- **Instructions for the task**
Your answer must be the full set of records, copied exactly, with no pictures in it.

[Dataset rows for apps and sites]
###

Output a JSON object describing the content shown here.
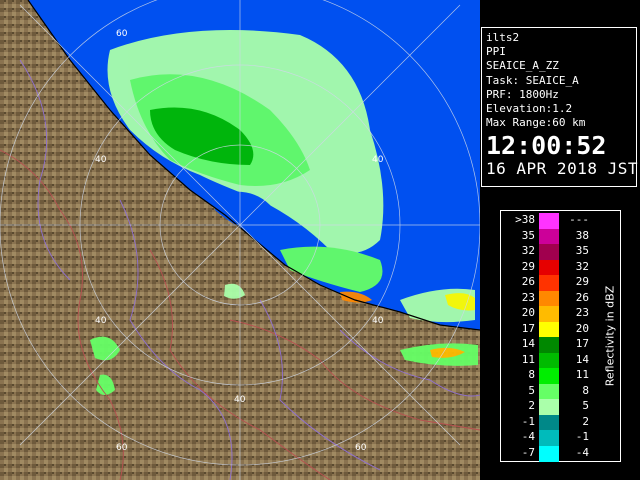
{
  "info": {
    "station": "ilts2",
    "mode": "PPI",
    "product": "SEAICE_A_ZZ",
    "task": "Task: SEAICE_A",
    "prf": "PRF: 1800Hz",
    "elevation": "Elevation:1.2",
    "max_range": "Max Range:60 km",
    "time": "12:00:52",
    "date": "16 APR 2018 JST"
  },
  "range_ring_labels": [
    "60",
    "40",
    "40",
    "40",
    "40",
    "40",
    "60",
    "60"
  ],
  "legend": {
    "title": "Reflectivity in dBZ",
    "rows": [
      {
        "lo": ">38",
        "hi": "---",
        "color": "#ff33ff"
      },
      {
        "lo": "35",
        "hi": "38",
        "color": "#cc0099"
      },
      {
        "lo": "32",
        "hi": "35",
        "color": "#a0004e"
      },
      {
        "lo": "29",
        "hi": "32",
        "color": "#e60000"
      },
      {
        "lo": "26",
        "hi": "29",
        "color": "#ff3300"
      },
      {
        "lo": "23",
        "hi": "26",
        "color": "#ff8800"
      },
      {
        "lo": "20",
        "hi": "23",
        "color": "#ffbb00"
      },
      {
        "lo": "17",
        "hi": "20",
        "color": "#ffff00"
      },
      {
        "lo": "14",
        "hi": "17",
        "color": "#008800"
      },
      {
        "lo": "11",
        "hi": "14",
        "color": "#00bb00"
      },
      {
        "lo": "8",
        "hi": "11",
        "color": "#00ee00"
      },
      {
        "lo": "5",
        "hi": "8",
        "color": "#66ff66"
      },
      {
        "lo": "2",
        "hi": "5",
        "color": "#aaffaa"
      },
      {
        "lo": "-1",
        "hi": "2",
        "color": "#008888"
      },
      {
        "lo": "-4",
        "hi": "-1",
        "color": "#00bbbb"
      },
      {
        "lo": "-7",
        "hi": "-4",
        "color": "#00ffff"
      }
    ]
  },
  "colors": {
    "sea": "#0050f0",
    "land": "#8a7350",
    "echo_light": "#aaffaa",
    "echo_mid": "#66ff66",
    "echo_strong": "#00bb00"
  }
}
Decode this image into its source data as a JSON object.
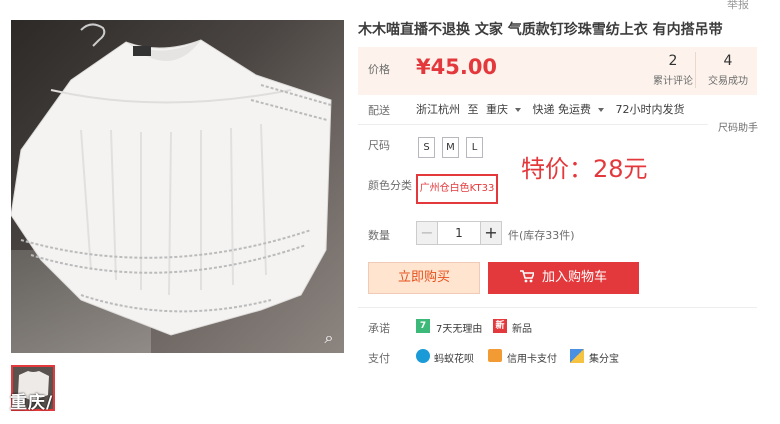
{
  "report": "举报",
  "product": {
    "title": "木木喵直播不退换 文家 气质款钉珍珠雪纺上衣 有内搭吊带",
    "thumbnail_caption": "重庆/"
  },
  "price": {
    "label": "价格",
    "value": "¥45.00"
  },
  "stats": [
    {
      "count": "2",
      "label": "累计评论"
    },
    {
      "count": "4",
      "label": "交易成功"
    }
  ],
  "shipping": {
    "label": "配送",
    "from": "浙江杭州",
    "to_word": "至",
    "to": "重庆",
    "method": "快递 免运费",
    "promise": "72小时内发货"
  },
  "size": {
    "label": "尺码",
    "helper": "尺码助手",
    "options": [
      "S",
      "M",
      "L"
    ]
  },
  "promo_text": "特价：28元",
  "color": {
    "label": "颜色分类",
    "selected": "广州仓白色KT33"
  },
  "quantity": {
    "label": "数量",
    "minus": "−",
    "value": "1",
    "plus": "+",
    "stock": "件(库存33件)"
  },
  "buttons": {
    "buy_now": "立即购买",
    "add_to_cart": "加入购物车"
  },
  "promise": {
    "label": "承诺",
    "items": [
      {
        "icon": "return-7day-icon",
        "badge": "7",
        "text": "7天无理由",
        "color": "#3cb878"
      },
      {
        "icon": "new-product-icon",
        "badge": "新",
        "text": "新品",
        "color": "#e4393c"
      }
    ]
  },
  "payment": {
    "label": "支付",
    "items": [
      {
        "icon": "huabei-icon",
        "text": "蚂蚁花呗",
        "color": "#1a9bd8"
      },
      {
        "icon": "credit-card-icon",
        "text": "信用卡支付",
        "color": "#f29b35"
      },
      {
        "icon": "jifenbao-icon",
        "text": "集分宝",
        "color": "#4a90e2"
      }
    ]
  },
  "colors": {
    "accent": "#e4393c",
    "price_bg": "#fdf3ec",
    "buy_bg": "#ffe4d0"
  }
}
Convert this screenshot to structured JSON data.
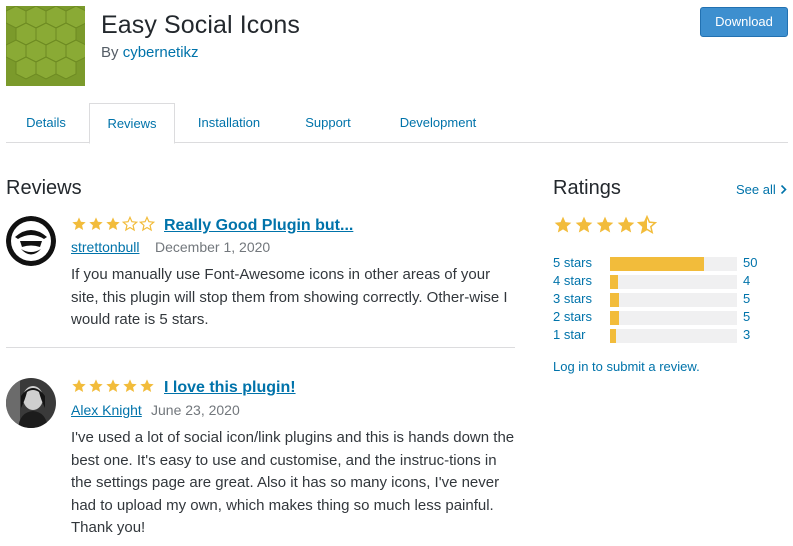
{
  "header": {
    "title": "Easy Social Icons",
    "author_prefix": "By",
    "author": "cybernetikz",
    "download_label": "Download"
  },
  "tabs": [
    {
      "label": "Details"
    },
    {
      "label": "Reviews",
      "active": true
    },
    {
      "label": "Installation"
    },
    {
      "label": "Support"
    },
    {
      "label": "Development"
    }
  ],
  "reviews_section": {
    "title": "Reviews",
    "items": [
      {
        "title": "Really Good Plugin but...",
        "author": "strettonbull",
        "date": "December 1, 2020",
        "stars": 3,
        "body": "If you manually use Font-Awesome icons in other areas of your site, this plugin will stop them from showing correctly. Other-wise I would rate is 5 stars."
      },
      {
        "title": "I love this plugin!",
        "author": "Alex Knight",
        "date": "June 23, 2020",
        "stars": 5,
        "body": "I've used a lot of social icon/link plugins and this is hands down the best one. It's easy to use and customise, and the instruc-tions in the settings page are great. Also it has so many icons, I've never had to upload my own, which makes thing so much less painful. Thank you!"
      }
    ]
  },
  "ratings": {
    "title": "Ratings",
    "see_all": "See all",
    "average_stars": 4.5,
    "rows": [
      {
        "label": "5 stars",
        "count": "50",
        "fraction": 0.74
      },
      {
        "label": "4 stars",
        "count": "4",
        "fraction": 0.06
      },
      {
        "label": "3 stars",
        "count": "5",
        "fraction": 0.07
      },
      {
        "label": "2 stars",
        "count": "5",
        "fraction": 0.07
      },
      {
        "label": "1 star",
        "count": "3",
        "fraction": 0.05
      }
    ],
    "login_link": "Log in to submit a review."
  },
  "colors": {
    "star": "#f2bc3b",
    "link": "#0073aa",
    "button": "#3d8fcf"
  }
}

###

- **Answer to the exercise**
Output a JSON object describing the content shown here.
{
  "info": {
    "station": "ilts2",
    "mode": "PPI",
    "product": "SEAICE_A_ZZ",
    "task": "Task: SEAICE_A",
    "prf": "PRF: 1800Hz",
    "elevation": "Elevation:1.2",
    "max_range": "Max Range:60 km",
    "time": "12:00:52",
    "date": "16 APR 2018 JST"
  },
  "range_ring_labels": [
    "60",
    "40",
    "40",
    "40",
    "40",
    "40",
    "60",
    "60"
  ],
  "legend": {
    "title": "Reflectivity in dBZ",
    "rows": [
      {
        "lo": ">38",
        "hi": "---",
        "color": "#ff33ff"
      },
      {
        "lo": "35",
        "hi": "38",
        "color": "#cc0099"
      },
      {
        "lo": "32",
        "hi": "35",
        "color": "#a0004e"
      },
      {
        "lo": "29",
        "hi": "32",
        "color": "#e60000"
      },
      {
        "lo": "26",
        "hi": "29",
        "color": "#ff3300"
      },
      {
        "lo": "23",
        "hi": "26",
        "color": "#ff8800"
      },
      {
        "lo": "20",
        "hi": "23",
        "color": "#ffbb00"
      },
      {
        "lo": "17",
        "hi": "20",
        "color": "#ffff00"
      },
      {
        "lo": "14",
        "hi": "17",
        "color": "#008800"
      },
      {
        "lo": "11",
        "hi": "14",
        "color": "#00bb00"
      },
      {
        "lo": "8",
        "hi": "11",
        "color": "#00ee00"
      },
      {
        "lo": "5",
        "hi": "8",
        "color": "#66ff66"
      },
      {
        "lo": "2",
        "hi": "5",
        "color": "#aaffaa"
      },
      {
        "lo": "-1",
        "hi": "2",
        "color": "#008888"
      },
      {
        "lo": "-4",
        "hi": "-1",
        "color": "#00bbbb"
      },
      {
        "lo": "-7",
        "hi": "-4",
        "color": "#00ffff"
      }
    ]
  },
  "colors": {
    "sea": "#0050f0",
    "land": "#8a7350",
    "echo_light": "#aaffaa",
    "echo_mid": "#66ff66",
    "echo_strong": "#00bb00"
  }
}
Decode this image into its source data as a JSON object.
{
  "report": "举报",
  "product": {
    "title": "木木喵直播不退换 文家 气质款钉珍珠雪纺上衣 有内搭吊带",
    "thumbnail_caption": "重庆/"
  },
  "price": {
    "label": "价格",
    "value": "¥45.00"
  },
  "stats": [
    {
      "count": "2",
      "label": "累计评论"
    },
    {
      "count": "4",
      "label": "交易成功"
    }
  ],
  "shipping": {
    "label": "配送",
    "from": "浙江杭州",
    "to_word": "至",
    "to": "重庆",
    "method": "快递 免运费",
    "promise": "72小时内发货"
  },
  "size": {
    "label": "尺码",
    "helper": "尺码助手",
    "options": [
      "S",
      "M",
      "L"
    ]
  },
  "promo_text": "特价：28元",
  "color": {
    "label": "颜色分类",
    "selected": "广州仓白色KT33"
  },
  "quantity": {
    "label": "数量",
    "minus": "−",
    "value": "1",
    "plus": "+",
    "stock": "件(库存33件)"
  },
  "buttons": {
    "buy_now": "立即购买",
    "add_to_cart": "加入购物车"
  },
  "promise": {
    "label": "承诺",
    "items": [
      {
        "icon": "return-7day-icon",
        "badge": "7",
        "text": "7天无理由",
        "color": "#3cb878"
      },
      {
        "icon": "new-product-icon",
        "badge": "新",
        "text": "新品",
        "color": "#e4393c"
      }
    ]
  },
  "payment": {
    "label": "支付",
    "items": [
      {
        "icon": "huabei-icon",
        "text": "蚂蚁花呗",
        "color": "#1a9bd8"
      },
      {
        "icon": "credit-card-icon",
        "text": "信用卡支付",
        "color": "#f29b35"
      },
      {
        "icon": "jifenbao-icon",
        "text": "集分宝",
        "color": "#4a90e2"
      }
    ]
  },
  "colors": {
    "accent": "#e4393c",
    "price_bg": "#fdf3ec",
    "buy_bg": "#ffe4d0"
  }
}
Convert this screenshot to structured JSON data.
{
  "header": {
    "title": "Easy Social Icons",
    "author_prefix": "By",
    "author": "cybernetikz",
    "download_label": "Download"
  },
  "tabs": [
    {
      "label": "Details"
    },
    {
      "label": "Reviews",
      "active": true
    },
    {
      "label": "Installation"
    },
    {
      "label": "Support"
    },
    {
      "label": "Development"
    }
  ],
  "reviews_section": {
    "title": "Reviews",
    "items": [
      {
        "title": "Really Good Plugin but...",
        "author": "strettonbull",
        "date": "December 1, 2020",
        "stars": 3,
        "body": "If you manually use Font-Awesome icons in other areas of your site, this plugin will stop them from showing correctly. Other-wise I would rate is 5 stars."
      },
      {
        "title": "I love this plugin!",
        "author": "Alex Knight",
        "date": "June 23, 2020",
        "stars": 5,
        "body": "I've used a lot of social icon/link plugins and this is hands down the best one. It's easy to use and customise, and the instruc-tions in the settings page are great. Also it has so many icons, I've never had to upload my own, which makes thing so much less painful. Thank you!"
      }
    ]
  },
  "ratings": {
    "title": "Ratings",
    "see_all": "See all",
    "average_stars": 4.5,
    "rows": [
      {
        "label": "5 stars",
        "count": "50",
        "fraction": 0.74
      },
      {
        "label": "4 stars",
        "count": "4",
        "fraction": 0.06
      },
      {
        "label": "3 stars",
        "count": "5",
        "fraction": 0.07
      },
      {
        "label": "2 stars",
        "count": "5",
        "fraction": 0.07
      },
      {
        "label": "1 star",
        "count": "3",
        "fraction": 0.05
      }
    ],
    "login_link": "Log in to submit a review."
  },
  "colors": {
    "star": "#f2bc3b",
    "link": "#0073aa",
    "button": "#3d8fcf"
  }
}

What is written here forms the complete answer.